OBJECTIVES To compare the absorption of a lysophosphatidylcholine, monoglyceride, and fatty acid matrix (organized lipid matrix, OLM) with that of a triacylglycerol (TG)-based fat meal in patients with cystic fibrosis (CF). STUDY DESIGN Five adolescents with CF and 3 control patients were given fat meals supplemented with retinyl palmitate of either OLM(More)
PURPOSE Fenretinide [N-(4-hydroxyphenyl)retinamide (4-HPR)] is a cytotoxic retinoid that suffers from a wide interpatient variation in bioavailability when delivered orally in a corn oil capsule. The poor bioavailability of the capsule formulation may have limited responses in clinical trials, and the large capsules are not suitable for young children. To(More)
Daunomycin (D1) was quantitatively converted to a metabolite, D2 (> 98% conversion), by an aerobic, cell-free system containing nicotinamide adenine dinucleotide phosphate, reduced form (NADPH) and the 100,000 x g supernatant fluid of rat kidneys. Under lowered oxygen concentrations, cell homogenates plus NADPH converted D, quantitatively to an unknown(More)

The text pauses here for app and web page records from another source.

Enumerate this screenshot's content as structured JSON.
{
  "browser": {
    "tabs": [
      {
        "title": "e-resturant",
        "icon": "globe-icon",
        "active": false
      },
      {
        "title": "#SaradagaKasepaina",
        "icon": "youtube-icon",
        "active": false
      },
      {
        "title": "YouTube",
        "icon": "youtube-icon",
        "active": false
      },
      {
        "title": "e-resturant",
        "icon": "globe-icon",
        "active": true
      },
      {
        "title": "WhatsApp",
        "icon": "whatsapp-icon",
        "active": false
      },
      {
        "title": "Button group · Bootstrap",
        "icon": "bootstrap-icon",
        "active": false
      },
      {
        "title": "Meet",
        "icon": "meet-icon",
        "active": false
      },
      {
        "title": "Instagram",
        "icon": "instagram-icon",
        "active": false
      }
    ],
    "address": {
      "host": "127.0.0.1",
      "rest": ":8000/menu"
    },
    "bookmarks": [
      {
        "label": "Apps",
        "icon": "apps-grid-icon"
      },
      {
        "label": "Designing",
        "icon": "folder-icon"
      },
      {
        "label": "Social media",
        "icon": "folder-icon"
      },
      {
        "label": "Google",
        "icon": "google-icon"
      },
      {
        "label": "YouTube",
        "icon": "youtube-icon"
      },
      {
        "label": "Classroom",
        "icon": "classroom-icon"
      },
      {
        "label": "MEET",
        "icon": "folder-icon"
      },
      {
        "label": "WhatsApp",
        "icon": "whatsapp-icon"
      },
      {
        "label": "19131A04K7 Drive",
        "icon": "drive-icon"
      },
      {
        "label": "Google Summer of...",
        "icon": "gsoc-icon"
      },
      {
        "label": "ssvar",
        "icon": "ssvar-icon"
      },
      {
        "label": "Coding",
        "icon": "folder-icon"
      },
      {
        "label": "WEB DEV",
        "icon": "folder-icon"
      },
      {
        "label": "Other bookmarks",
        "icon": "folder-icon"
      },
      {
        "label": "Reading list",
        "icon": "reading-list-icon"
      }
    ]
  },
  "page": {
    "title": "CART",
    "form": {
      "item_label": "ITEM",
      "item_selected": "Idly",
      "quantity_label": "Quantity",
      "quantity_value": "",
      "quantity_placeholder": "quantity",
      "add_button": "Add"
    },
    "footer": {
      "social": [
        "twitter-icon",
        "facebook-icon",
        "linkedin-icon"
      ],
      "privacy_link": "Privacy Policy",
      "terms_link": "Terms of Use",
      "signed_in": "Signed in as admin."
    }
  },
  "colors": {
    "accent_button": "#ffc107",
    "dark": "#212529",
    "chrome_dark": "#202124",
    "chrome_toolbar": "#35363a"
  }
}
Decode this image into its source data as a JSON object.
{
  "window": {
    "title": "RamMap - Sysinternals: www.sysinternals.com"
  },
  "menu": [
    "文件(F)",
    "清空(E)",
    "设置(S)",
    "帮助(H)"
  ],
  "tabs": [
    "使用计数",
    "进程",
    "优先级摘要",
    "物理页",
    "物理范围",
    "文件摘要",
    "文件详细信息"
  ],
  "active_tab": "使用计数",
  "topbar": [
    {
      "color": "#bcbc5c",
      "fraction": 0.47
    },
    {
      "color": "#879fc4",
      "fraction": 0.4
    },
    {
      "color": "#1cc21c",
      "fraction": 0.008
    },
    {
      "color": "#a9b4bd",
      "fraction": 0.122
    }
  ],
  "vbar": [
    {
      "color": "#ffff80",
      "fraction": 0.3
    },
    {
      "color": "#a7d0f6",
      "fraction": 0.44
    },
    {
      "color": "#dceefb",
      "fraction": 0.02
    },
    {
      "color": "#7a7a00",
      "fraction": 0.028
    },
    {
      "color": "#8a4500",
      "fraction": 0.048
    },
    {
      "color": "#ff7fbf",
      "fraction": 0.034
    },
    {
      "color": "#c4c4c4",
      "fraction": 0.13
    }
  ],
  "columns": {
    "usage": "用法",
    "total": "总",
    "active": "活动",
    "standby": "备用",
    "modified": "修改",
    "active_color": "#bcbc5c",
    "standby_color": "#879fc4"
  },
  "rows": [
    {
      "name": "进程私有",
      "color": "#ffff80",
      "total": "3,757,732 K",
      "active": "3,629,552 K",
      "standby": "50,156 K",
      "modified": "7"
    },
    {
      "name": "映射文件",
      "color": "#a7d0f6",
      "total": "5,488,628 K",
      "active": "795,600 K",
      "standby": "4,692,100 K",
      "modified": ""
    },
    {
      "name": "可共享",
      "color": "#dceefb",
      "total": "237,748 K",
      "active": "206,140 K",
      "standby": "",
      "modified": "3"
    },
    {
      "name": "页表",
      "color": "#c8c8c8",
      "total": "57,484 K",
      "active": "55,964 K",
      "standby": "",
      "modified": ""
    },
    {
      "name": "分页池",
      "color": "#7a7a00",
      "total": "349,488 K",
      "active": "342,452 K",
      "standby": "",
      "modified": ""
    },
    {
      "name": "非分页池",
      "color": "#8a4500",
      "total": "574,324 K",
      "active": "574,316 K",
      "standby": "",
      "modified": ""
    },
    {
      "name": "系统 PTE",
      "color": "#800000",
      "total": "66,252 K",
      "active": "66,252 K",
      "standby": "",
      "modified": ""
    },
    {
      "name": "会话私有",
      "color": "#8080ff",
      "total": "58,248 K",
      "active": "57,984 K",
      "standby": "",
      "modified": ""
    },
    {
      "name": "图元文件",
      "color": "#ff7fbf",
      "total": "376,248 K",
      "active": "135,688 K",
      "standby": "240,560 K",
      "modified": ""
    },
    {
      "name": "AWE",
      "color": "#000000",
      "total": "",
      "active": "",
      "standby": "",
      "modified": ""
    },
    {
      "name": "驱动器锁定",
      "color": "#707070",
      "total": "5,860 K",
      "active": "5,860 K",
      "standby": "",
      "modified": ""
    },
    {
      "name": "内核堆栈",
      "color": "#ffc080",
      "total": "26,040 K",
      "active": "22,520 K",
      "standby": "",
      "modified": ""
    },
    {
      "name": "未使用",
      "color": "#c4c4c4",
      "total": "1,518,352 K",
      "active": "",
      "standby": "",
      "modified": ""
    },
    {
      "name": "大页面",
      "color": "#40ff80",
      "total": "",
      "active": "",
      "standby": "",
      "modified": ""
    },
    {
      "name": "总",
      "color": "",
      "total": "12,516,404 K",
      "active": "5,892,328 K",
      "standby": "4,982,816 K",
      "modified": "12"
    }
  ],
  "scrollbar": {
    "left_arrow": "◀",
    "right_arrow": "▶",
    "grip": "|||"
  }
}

The human disposition of caffeine, theophylline, and theobromine is essentially characterized by rapid and complete gastrointestinal absorption; minimal first pass metabolism; distribution throughout the total body water; extensive and, in the case of caffeine almost complete, biotransformation in the liver; and elimination of metabolites from the body via(More)